- iOS WebKit: latest stable version, iOS 12, iOS 10 on an iPhone 5. Also tested Reader Mode.
- TODO: try a KaiOS device and Samsung Internet's dark mode.
The site should work well even on viewports that are under 240 CSS pixels wide.
Mobile screen readers:
- TODO: test KaiOS Readout
- Borrowed an Apple Watch to try the embedded browser.
- TODO: test on a Tizen or Wear OS device's browser (Samsung Internet is a popular choice)
To my knowledge, this site meets all applicable WCAG 2.2 AA requirements.
This site meets all applicable WCAG 2.2 AAA requirements, with the following exceptions:

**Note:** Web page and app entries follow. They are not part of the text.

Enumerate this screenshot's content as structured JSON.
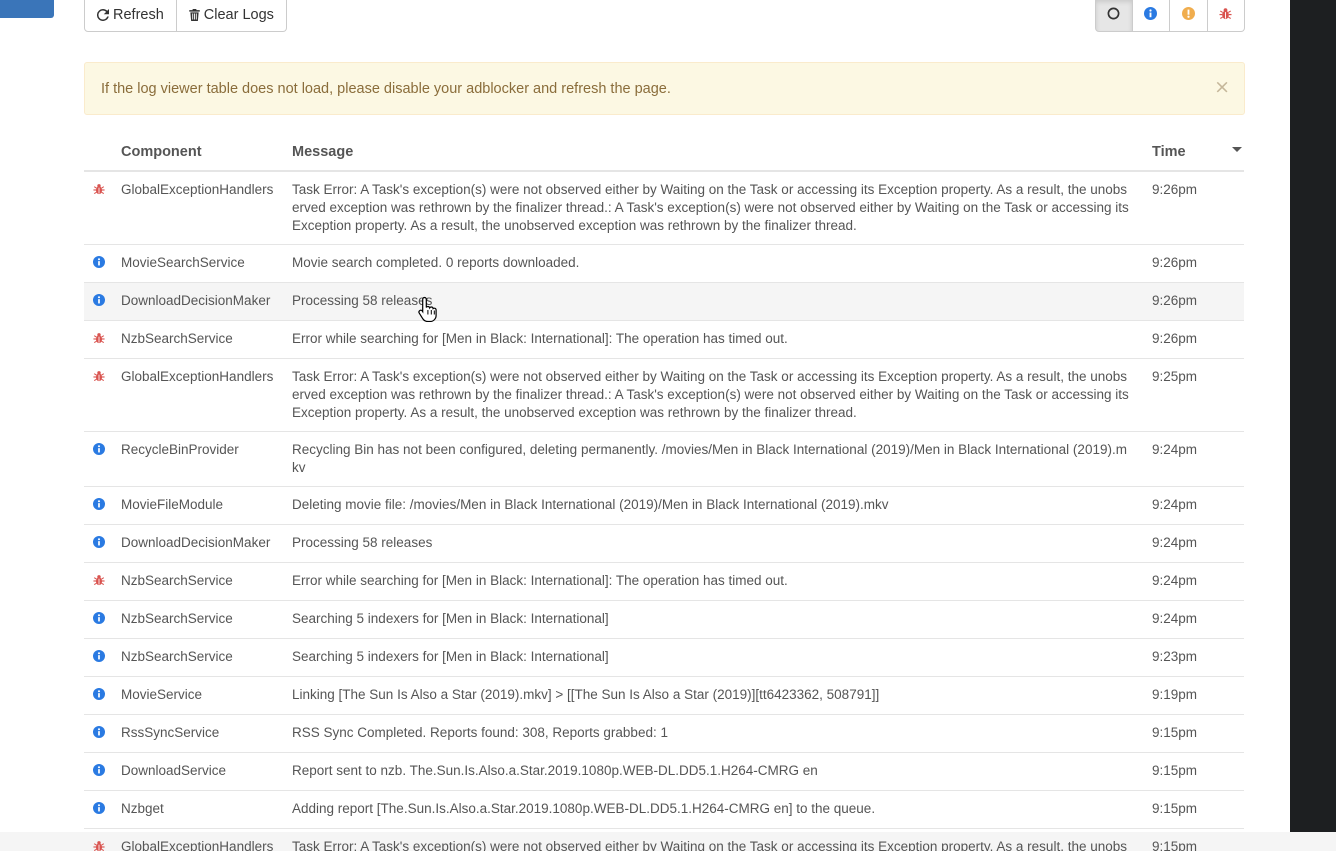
{
  "toolbar": {
    "refresh_label": "Refresh",
    "clear_label": "Clear Logs"
  },
  "filters": [
    {
      "name": "all",
      "icon": "circle-icon",
      "color": "#333333",
      "active": true
    },
    {
      "name": "info",
      "icon": "info-icon",
      "color": "#2a7ae2",
      "active": false
    },
    {
      "name": "warn",
      "icon": "warning-icon",
      "color": "#f0ad4e",
      "active": false
    },
    {
      "name": "error",
      "icon": "bug-icon",
      "color": "#d9534f",
      "active": false
    }
  ],
  "alert": {
    "text": "If the log viewer table does not load, please disable your adblocker and refresh the page.",
    "close": "×"
  },
  "table": {
    "headers": {
      "component": "Component",
      "message": "Message",
      "time": "Time"
    },
    "rows": [
      {
        "level": "error",
        "component": "GlobalExceptionHandlers",
        "message": "Task Error: A Task's exception(s) were not observed either by Waiting on the Task or accessing its Exception property. As a result, the unobserved exception was rethrown by the finalizer thread.: A Task's exception(s) were not observed either by Waiting on the Task or accessing its Exception property. As a result, the unobserved exception was rethrown by the finalizer thread.",
        "time": "9:26pm"
      },
      {
        "level": "info",
        "component": "MovieSearchService",
        "message": "Movie search completed. 0 reports downloaded.",
        "time": "9:26pm"
      },
      {
        "level": "info",
        "component": "DownloadDecisionMaker",
        "message": "Processing 58 releases",
        "time": "9:26pm"
      },
      {
        "level": "error",
        "component": "NzbSearchService",
        "message": "Error while searching for [Men in Black: International]: The operation has timed out.",
        "time": "9:26pm"
      },
      {
        "level": "error",
        "component": "GlobalExceptionHandlers",
        "message": "Task Error: A Task's exception(s) were not observed either by Waiting on the Task or accessing its Exception property. As a result, the unobserved exception was rethrown by the finalizer thread.: A Task's exception(s) were not observed either by Waiting on the Task or accessing its Exception property. As a result, the unobserved exception was rethrown by the finalizer thread.",
        "time": "9:25pm"
      },
      {
        "level": "info",
        "component": "RecycleBinProvider",
        "message": "Recycling Bin has not been configured, deleting permanently. /movies/Men in Black International (2019)/Men in Black International (2019).mkv",
        "time": "9:24pm"
      },
      {
        "level": "info",
        "component": "MovieFileModule",
        "message": "Deleting movie file: /movies/Men in Black International (2019)/Men in Black International (2019).mkv",
        "time": "9:24pm"
      },
      {
        "level": "info",
        "component": "DownloadDecisionMaker",
        "message": "Processing 58 releases",
        "time": "9:24pm"
      },
      {
        "level": "error",
        "component": "NzbSearchService",
        "message": "Error while searching for [Men in Black: International]: The operation has timed out.",
        "time": "9:24pm"
      },
      {
        "level": "info",
        "component": "NzbSearchService",
        "message": "Searching 5 indexers for [Men in Black: International]",
        "time": "9:24pm"
      },
      {
        "level": "info",
        "component": "NzbSearchService",
        "message": "Searching 5 indexers for [Men in Black: International]",
        "time": "9:23pm"
      },
      {
        "level": "info",
        "component": "MovieService",
        "message": "Linking [The Sun Is Also a Star (2019).mkv] > [[The Sun Is Also a Star (2019)][tt6423362, 508791]]",
        "time": "9:19pm"
      },
      {
        "level": "info",
        "component": "RssSyncService",
        "message": "RSS Sync Completed. Reports found: 308, Reports grabbed: 1",
        "time": "9:15pm"
      },
      {
        "level": "info",
        "component": "DownloadService",
        "message": "Report sent to nzb. The.Sun.Is.Also.a.Star.2019.1080p.WEB-DL.DD5.1.H264-CMRG en",
        "time": "9:15pm"
      },
      {
        "level": "info",
        "component": "Nzbget",
        "message": "Adding report [The.Sun.Is.Also.a.Star.2019.1080p.WEB-DL.DD5.1.H264-CMRG en] to the queue.",
        "time": "9:15pm"
      },
      {
        "level": "error",
        "component": "GlobalExceptionHandlers",
        "message": "Task Error: A Task's exception(s) were not observed either by Waiting on the Task or accessing its Exception property. As a result, the unobs",
        "time": "9:15pm"
      }
    ]
  },
  "colors": {
    "info": "#2a7ae2",
    "error": "#d9534f",
    "warn": "#f0ad4e",
    "alert_bg": "#fcf8e3",
    "alert_text": "#8a6d3b"
  }
}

- SC 1.4.8 Visual Presentation: long article body text for articles should have an average character count per line below 80 characters. Some lines may exceed this limit. Text outside of article bodies has a longer line width.
- SC 2.4.9 Link Purpose (Link Only): I mostly follow this guideline, but there may be some exceptions. Link purpose in context is always clear, though.
- SC 3.1.5 Reading Level: the required reading ability often exceeds the lower secondary education level
- SC 3.1.6 Pronunciation: I do not yet provide pronunciation information.
I have only tested WCAG compliance in mainstream browser engines (Blink, Gecko, WebKit).
I also go further than WCAG in many aspects.
- Rather than follow SC 2.5.5's requirement to achieve a minimum tap target size of 44 by 44 pixels, I follow Google's more strict guidelines. These guidelines mandate that targets are at least 48-by-48 pixels, with no overlap against any other targets in a 56-by-56 pixel range.
- I ensure at least one such 56-by-56 pixel non-interactive region exists on the page, for users with hand tremors or or anyone who wants to tap the screen without clicking something.
- I only set custom colors in response to the
prefers-color-scheme: dark media query. These custom colors pass APCA contrast ratios, all being close to the ideal lightness contrast of 90. They are also autism- and overstimulation-friendly colors: yellow links are significantly de-saturated to reduce harshness.